▶ EXERCISE GOAL: When a line of the entries contains the word "screenshot", report that line.

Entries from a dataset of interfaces
::::::::::
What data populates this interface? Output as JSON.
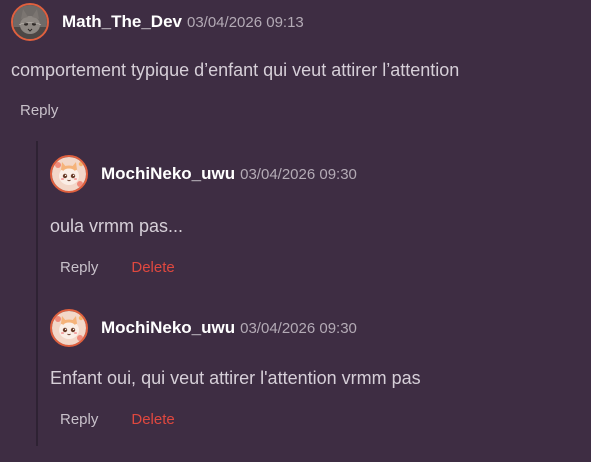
{
  "comments": [
    {
      "author": "Math_The_Dev",
      "timestamp": "03/04/2026 09:13",
      "text": "comportement typique d’enfant qui veut attirer l’attention",
      "reply_label": "Reply",
      "avatar": "cat-avatar-icon"
    }
  ],
  "replies": [
    {
      "author": "MochiNeko_uwu",
      "timestamp": "03/04/2026 09:30",
      "text": "oula vrmm pas...",
      "reply_label": "Reply",
      "delete_label": "Delete",
      "avatar": "anime-cat-avatar-icon"
    },
    {
      "author": "MochiNeko_uwu",
      "timestamp": "03/04/2026 09:30",
      "text": "Enfant oui, qui veut attirer l'attention vrmm pas",
      "reply_label": "Reply",
      "delete_label": "Delete",
      "avatar": "anime-cat-avatar-icon"
    }
  ],
  "colors": {
    "background": "#3e2d43",
    "author": "#ffffff",
    "timestamp": "#b3aab5",
    "text": "#d6cfd8",
    "reply": "#c8c1ca",
    "delete": "#e0483f",
    "avatar_border": "#e0603e"
  }
}
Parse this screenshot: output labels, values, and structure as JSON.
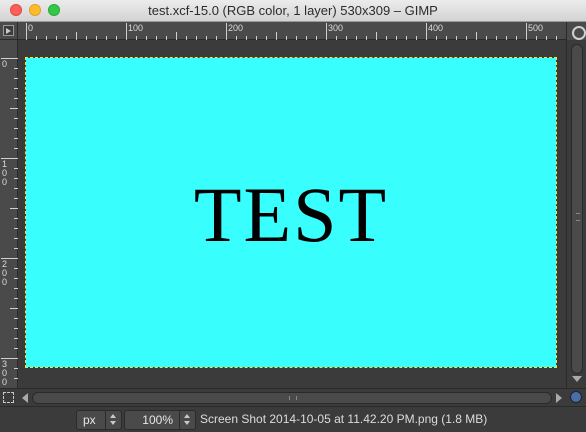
{
  "window": {
    "title": "test.xcf-15.0 (RGB color, 1 layer) 530x309 – GIMP"
  },
  "rulers": {
    "horizontal_labels": [
      "0",
      "100",
      "200",
      "300",
      "400",
      "500"
    ],
    "vertical_labels": [
      "0",
      "100",
      "200",
      "300"
    ]
  },
  "canvas": {
    "image_text": "TEST",
    "image_background": "#38fefe",
    "text_color": "#000000"
  },
  "statusbar": {
    "unit": "px",
    "zoom": "100%",
    "message": "Screen Shot 2014-10-05 at 11.42.20 PM.png (1.8 MB)"
  },
  "icons": {
    "close": "close-button-icon",
    "minimize": "minimize-button-icon",
    "zoom": "zoom-button-icon",
    "navigate": "navigate-icon",
    "quick_mask": "quick-mask-icon",
    "zoom_follow": "zoom-follow-icon"
  }
}
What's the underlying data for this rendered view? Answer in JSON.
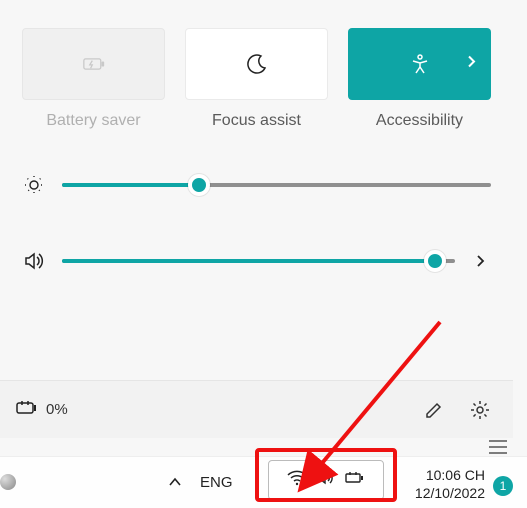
{
  "accent_color": "#0ea5a5",
  "tiles": {
    "battery_saver": {
      "label": "Battery saver"
    },
    "focus_assist": {
      "label": "Focus assist"
    },
    "accessibility": {
      "label": "Accessibility"
    }
  },
  "sliders": {
    "brightness_percent": 32,
    "volume_percent": 95
  },
  "status": {
    "battery_text": "0%"
  },
  "taskbar": {
    "language": "ENG",
    "time": "10:06 CH",
    "date": "12/10/2022",
    "notification_count": "1"
  }
}
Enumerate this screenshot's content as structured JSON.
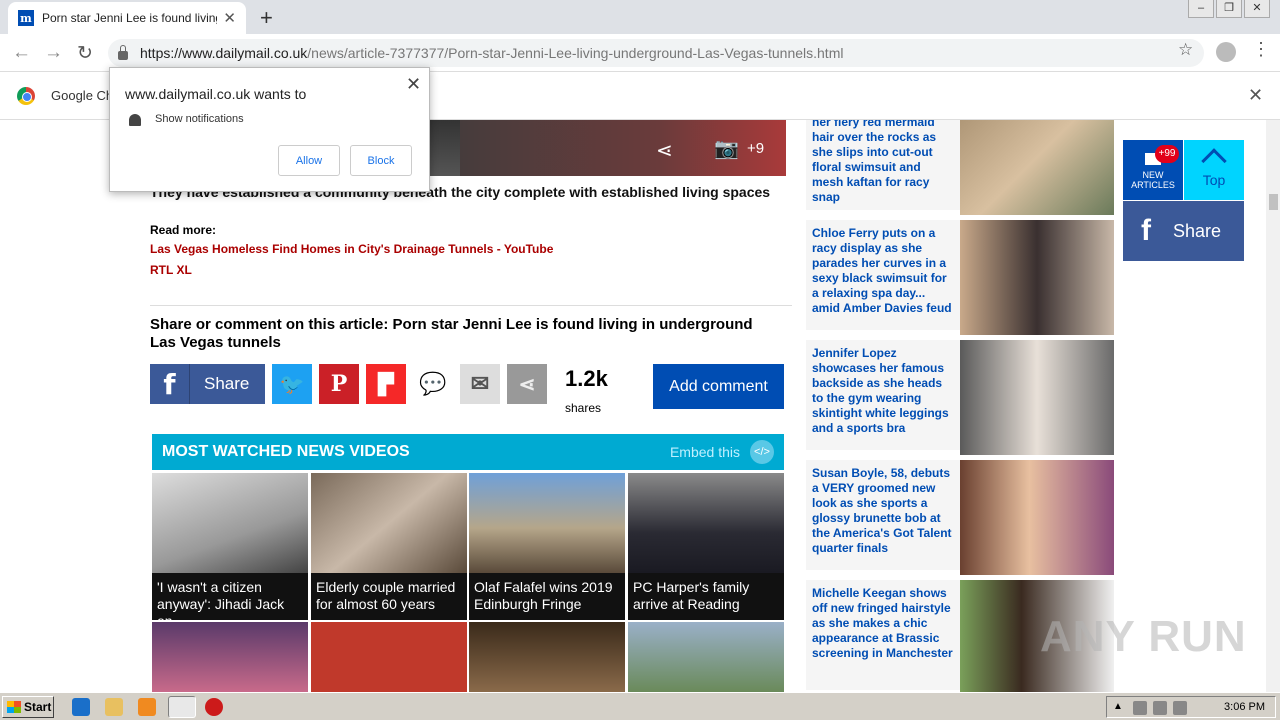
{
  "browser": {
    "tab_title": "Porn star Jenni Lee is found living in",
    "tab_favicon": "m",
    "url_host": "https://www.dailymail.co.uk",
    "url_path": "/news/article-7377377/Porn-star-Jenni-Lee-living-underground-Las-Vegas-tunnels.html",
    "infobar_text": "Google Ch"
  },
  "notification": {
    "title": "www.dailymail.co.uk wants to",
    "text": "Show notifications",
    "allow": "Allow",
    "block": "Block"
  },
  "article": {
    "photo_count": "+9",
    "caption": "They have established a community beneath the city complete with established living spaces",
    "read_more": "Read more:",
    "links": [
      "Las Vegas Homeless Find Homes in City's Drainage Tunnels - YouTube",
      "RTL XL"
    ],
    "share_heading": "Share or comment on this article: Porn star Jenni Lee is found living in underground Las Vegas tunnels",
    "share_label": "Share",
    "share_count": "1.2k",
    "shares_label": "shares",
    "add_comment": "Add comment"
  },
  "videos": {
    "heading": "MOST WATCHED NEWS VIDEOS",
    "embed": "Embed this",
    "items": [
      {
        "caption": "'I wasn't a citizen anyway': Jihadi Jack on"
      },
      {
        "caption": "Elderly couple married for almost 60 years"
      },
      {
        "caption": "Olaf Falafel wins 2019 Edinburgh Fringe"
      },
      {
        "caption": "PC Harper's family arrive at Reading"
      }
    ]
  },
  "sidebar": {
    "items": [
      {
        "text": "Lindsey Bolton lift spot her fiery red mermaid hair over the rocks as she slips into cut-out floral swimsuit and mesh kaftan for racy snap"
      },
      {
        "text": "Chloe Ferry puts on a racy display as she parades her curves in a sexy black swimsuit for a relaxing spa day... amid Amber Davies feud"
      },
      {
        "text": "Jennifer Lopez showcases her famous backside as she heads to the gym wearing skintight white leggings and a sports bra"
      },
      {
        "text": "Susan Boyle, 58, debuts a VERY groomed new look as she sports a glossy brunette bob at the America's Got Talent quarter finals"
      },
      {
        "text": "Michelle Keegan shows off new fringed hairstyle as she makes a chic appearance at Brassic screening in Manchester"
      }
    ]
  },
  "widget": {
    "badge": "+99",
    "new_articles": "NEW ARTICLES",
    "top": "Top",
    "share": "Share"
  },
  "watermark": "ANY RUN",
  "taskbar": {
    "start": "Start",
    "time": "3:06 PM"
  }
}
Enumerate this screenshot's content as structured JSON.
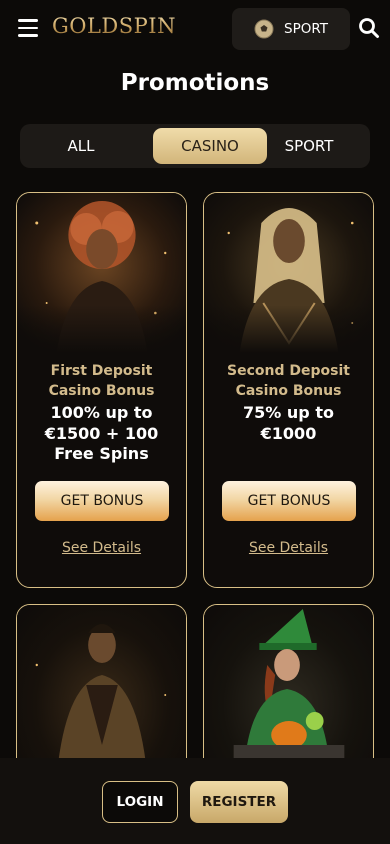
{
  "header": {
    "logo": "GOLDSPIN",
    "sport_label": "SPORT"
  },
  "title": "Promotions",
  "tabs": [
    {
      "label": "ALL"
    },
    {
      "label": "CASINO"
    },
    {
      "label": "SPORT"
    }
  ],
  "active_tab": "CASINO",
  "promos": [
    {
      "subtitle": "First Deposit Casino Bonus",
      "offer": "100% up to €1500 + 100 Free Spins",
      "button": "GET BONUS",
      "details": "See Details"
    },
    {
      "subtitle": "Second Deposit Casino Bonus",
      "offer": "75% up to €1000",
      "button": "GET BONUS",
      "details": "See Details"
    }
  ],
  "footer": {
    "login": "LOGIN",
    "register": "REGISTER"
  },
  "colors": {
    "background": "#0c0a08",
    "gold": "#d8bf86",
    "gold_text": "#d3bb8c",
    "button_orange": "#e5a24d"
  }
}
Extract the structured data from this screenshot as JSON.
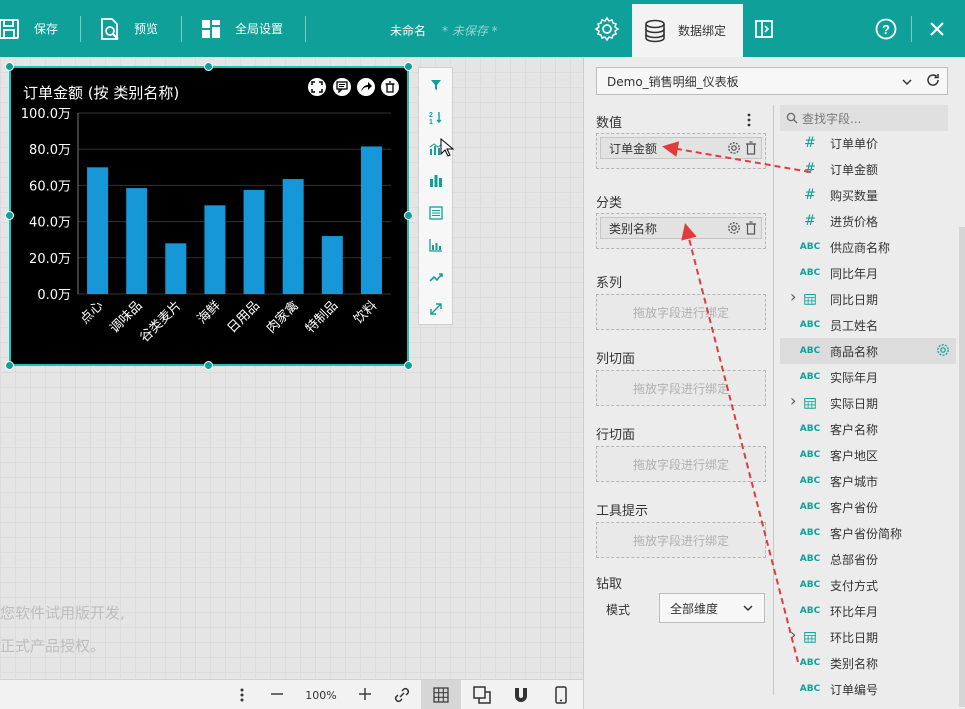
{
  "toolbar": {
    "save": "保存",
    "preview": "预览",
    "global_settings": "全局设置",
    "doc_title": "未命名",
    "unsaved": "* 未保存 *",
    "data_binding": "数据绑定",
    "accent": "#0fa09a"
  },
  "chart_data": {
    "type": "bar",
    "title": "订单金额 (按 类别名称)",
    "categories": [
      "点心",
      "调味品",
      "谷类麦片",
      "海鲜",
      "日用品",
      "肉家禽",
      "特制品",
      "饮料"
    ],
    "values": [
      70,
      58.5,
      28,
      49,
      57.5,
      63.5,
      32,
      81.5
    ],
    "ylim": [
      0,
      100
    ],
    "yticks": [
      "100.0万",
      "80.0万",
      "60.0万",
      "40.0万",
      "20.0万",
      "0.0万"
    ],
    "bar_color": "#1597d8"
  },
  "watermark": {
    "line1": "您软件试用版开发,",
    "line2": "正式产品授权。"
  },
  "bottombar": {
    "zoom": "100%"
  },
  "panel": {
    "datasource": "Demo_销售明细_仪表板",
    "values_label": "数值",
    "values_field": "订单金额",
    "category_label": "分类",
    "category_field": "类别名称",
    "series_label": "系列",
    "col_slice_label": "列切面",
    "row_slice_label": "行切面",
    "tooltip_label": "工具提示",
    "drop_hint": "拖放字段进行绑定",
    "drill_label": "钻取",
    "mode_label": "模式",
    "mode_value": "全部维度",
    "search_placeholder": "查找字段..."
  },
  "fields": [
    {
      "type": "#",
      "name": "订单单价"
    },
    {
      "type": "#",
      "name": "订单金额"
    },
    {
      "type": "#",
      "name": "购买数量"
    },
    {
      "type": "#",
      "name": "进货价格"
    },
    {
      "type": "ABC",
      "name": "供应商名称"
    },
    {
      "type": "ABC",
      "name": "同比年月"
    },
    {
      "type": "date",
      "name": "同比日期"
    },
    {
      "type": "ABC",
      "name": "员工姓名"
    },
    {
      "type": "ABC",
      "name": "商品名称"
    },
    {
      "type": "ABC",
      "name": "实际年月"
    },
    {
      "type": "date",
      "name": "实际日期"
    },
    {
      "type": "ABC",
      "name": "客户名称"
    },
    {
      "type": "ABC",
      "name": "客户地区"
    },
    {
      "type": "ABC",
      "name": "客户城市"
    },
    {
      "type": "ABC",
      "name": "客户省份"
    },
    {
      "type": "ABC",
      "name": "客户省份简称"
    },
    {
      "type": "ABC",
      "name": "总部省份"
    },
    {
      "type": "ABC",
      "name": "支付方式"
    },
    {
      "type": "ABC",
      "name": "环比年月"
    },
    {
      "type": "date",
      "name": "环比日期"
    },
    {
      "type": "ABC",
      "name": "类别名称"
    },
    {
      "type": "ABC",
      "name": "订单编号"
    }
  ]
}
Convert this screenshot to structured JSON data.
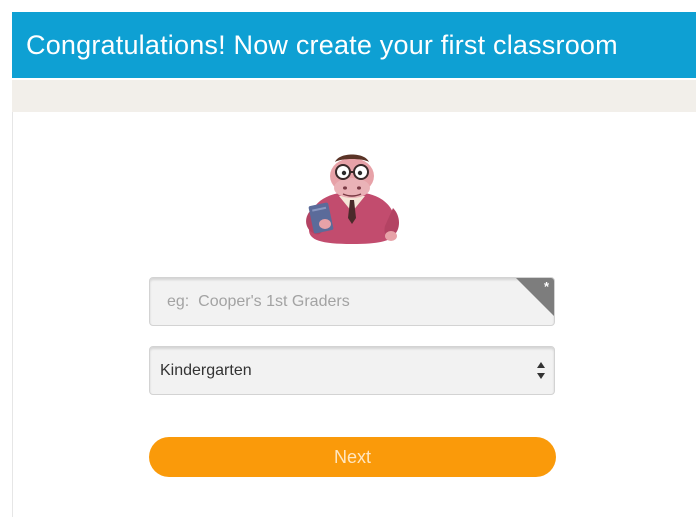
{
  "header": {
    "title": "Congratulations! Now create your first classroom"
  },
  "form": {
    "class_name": {
      "placeholder": "eg:  Cooper's 1st Graders",
      "value": "",
      "required_mark": "*"
    },
    "grade": {
      "selected": "Kindergarten"
    },
    "next_label": "Next"
  },
  "colors": {
    "header": "#0ea0d3",
    "sub_bar": "#f2efea",
    "button": "#fa9a0a",
    "button_text": "#ffe7c2",
    "required_corner": "#7d7d7d"
  },
  "icons": {
    "mascot": "teacher-mascot-icon",
    "required": "required-star-icon",
    "select": "select-arrows-icon"
  }
}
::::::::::
▶ RESULT OF THE TASK:
Parse this screenshot: output labels, values, and structure as JSON.
Enumerate this screenshot's content as structured JSON.
Enumerate this screenshot's content as structured JSON.
Extract the structured data from this screenshot as JSON.
Convert this screenshot to structured JSON data.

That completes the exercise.